NanoMOS is a 2-D simulator for thin body (less than 5 nm), fully depleted, double-gated n-MOSFETs. A choice of five transport models is available (drift-diffusion, classical ballistic, energy transport, quantum ballistic, and quantum diffusive). The transport models treat quantum effects in the...
Nanotubes and Nanowires: One-dimensional Materials
17 Jul 2006 | | Contributor(s):: Timothy D. Sands
What is a nanowire? What is a nanotube? Why are they interesting and what are their potential applications? How are they made? This presentation is intended to begin to answer these questions while introducing some fundamental concepts such as wave-particle duality, quantum confinement, the...
NanoV: Nanowire-based VLSI Design
06 Sep 2010 | | Contributor(s):: muzaffer simsir
In the coming decade, CMOS technology is expected to approach its scaling limitations. Among the proposed nanotechnologies, nanowires have the edge in the size of circuits and logic arrays that have already been fabricated and experimentally evaluated. For this technology, logic-level design...
New Dimension in Performance: Harnessing 3D Integration Technology
29 Nov 2007 | | Contributor(s):: Kerry Bernstein

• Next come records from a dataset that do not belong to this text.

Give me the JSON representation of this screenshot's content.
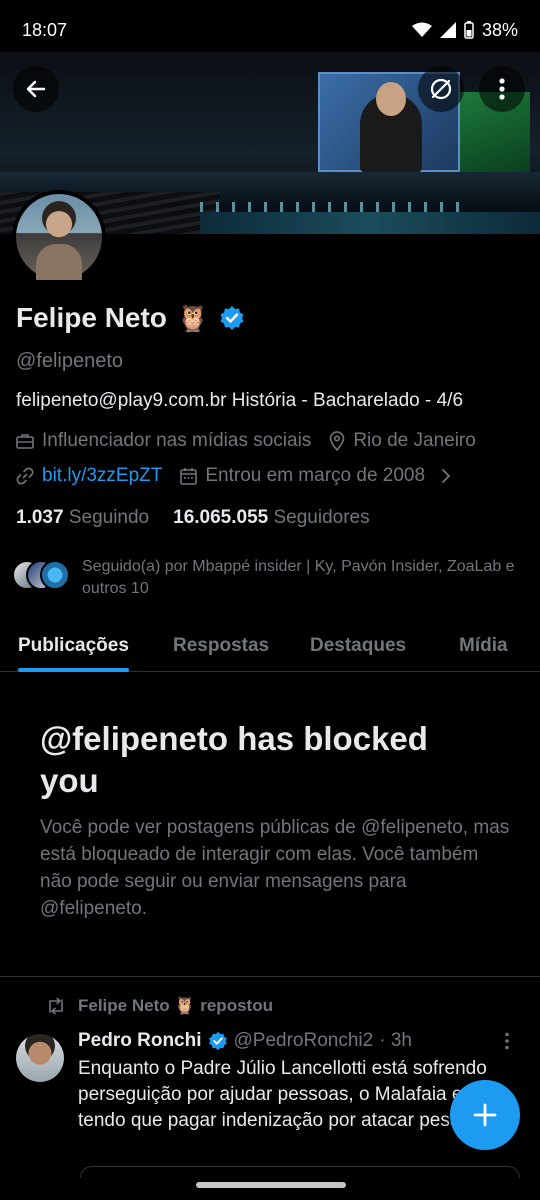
{
  "status_bar": {
    "time": "18:07",
    "battery": "38%"
  },
  "profile": {
    "name": "Felipe Neto",
    "emoji": "🦉",
    "handle": "@felipeneto",
    "bio": "felipeneto@play9.com.br História - Bacharelado - 4/6",
    "category": "Influenciador nas mídias sociais",
    "location": "Rio de Janeiro",
    "link": "bit.ly/3zzEpZT",
    "joined": "Entrou em março de 2008",
    "following_count": "1.037",
    "following_label": "Seguindo",
    "followers_count": "16.065.055",
    "followers_label": "Seguidores",
    "followed_by": "Seguido(a) por Mbappé insider | Ky, Pavón Insider, ZoaLab e outros 10"
  },
  "tabs": [
    {
      "label": "Publicações",
      "active": true
    },
    {
      "label": "Respostas",
      "active": false
    },
    {
      "label": "Destaques",
      "active": false
    },
    {
      "label": "Mídia",
      "active": false
    }
  ],
  "blocked": {
    "title": "@felipeneto has blocked you",
    "text": "Você pode ver postagens públicas de @felipeneto, mas está bloqueado de interagir com elas. Você também não pode seguir ou enviar mensagens para @felipeneto."
  },
  "post": {
    "repost_label": "Felipe Neto 🦉 repostou",
    "author": "Pedro Ronchi",
    "handle": "@PedroRonchi2",
    "time": "· 3h",
    "text": "Enquanto o Padre Júlio Lancellotti está sofrendo perseguição por ajudar pessoas, o Malafaia está tendo que pagar indenização por atacar pessoas."
  },
  "colors": {
    "accent": "#1d9bf0",
    "muted": "#71767b",
    "text": "#e7e9ea",
    "background": "#000000"
  },
  "icons": [
    "back-arrow-icon",
    "translate-off-icon",
    "more-vertical-icon",
    "briefcase-icon",
    "location-pin-icon",
    "link-icon",
    "calendar-icon",
    "chevron-right-icon",
    "verified-icon",
    "repost-icon",
    "plus-icon"
  ]
}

Despite generation on generation of scaling, computer chips have remained essentially 2-dimensional. Improvements in on-chip wire delay, and in the total number of inputs and outputs has not been able to keep up with improvements to the transistor, and its getting harder and harder to hide it! 3D...
On the Reliability of Micro-Electronic Devices: An Introductory Lecture on Negative Bias Temperature Instability
28 Sep 2005 | | Contributor(s):: Muhammad A. Alam
In 1930s Bell Labs scientists chose to focus on Siand Ge, rather than better known semiconductors like Ag2S and Cu2S, mostly because of their reliable performance. Their choice was rewarded with the invention of bipolar transistors several years later. In 1960s, scientists at Fairchild worked...
On the Rise of an Electronic Species: Thoughts on the Impending Singularity
The human brain is vastly more complex that our best supercomputers; yet it can be argued that both systems evolve towards common underlying solutions to fundamental compute problems. Biologically-inspired electronic technologies already are enabling new products, and inversely, nano-electronics...
Passive Filter Circuits
12 Jul 2012 | | Contributor(s):: Rhea Khanna, Ogaga Daniel Odele, Krishna P. C. Madhavan, Aung Kyi San
Simulation of first and second order Passive Filter circuits.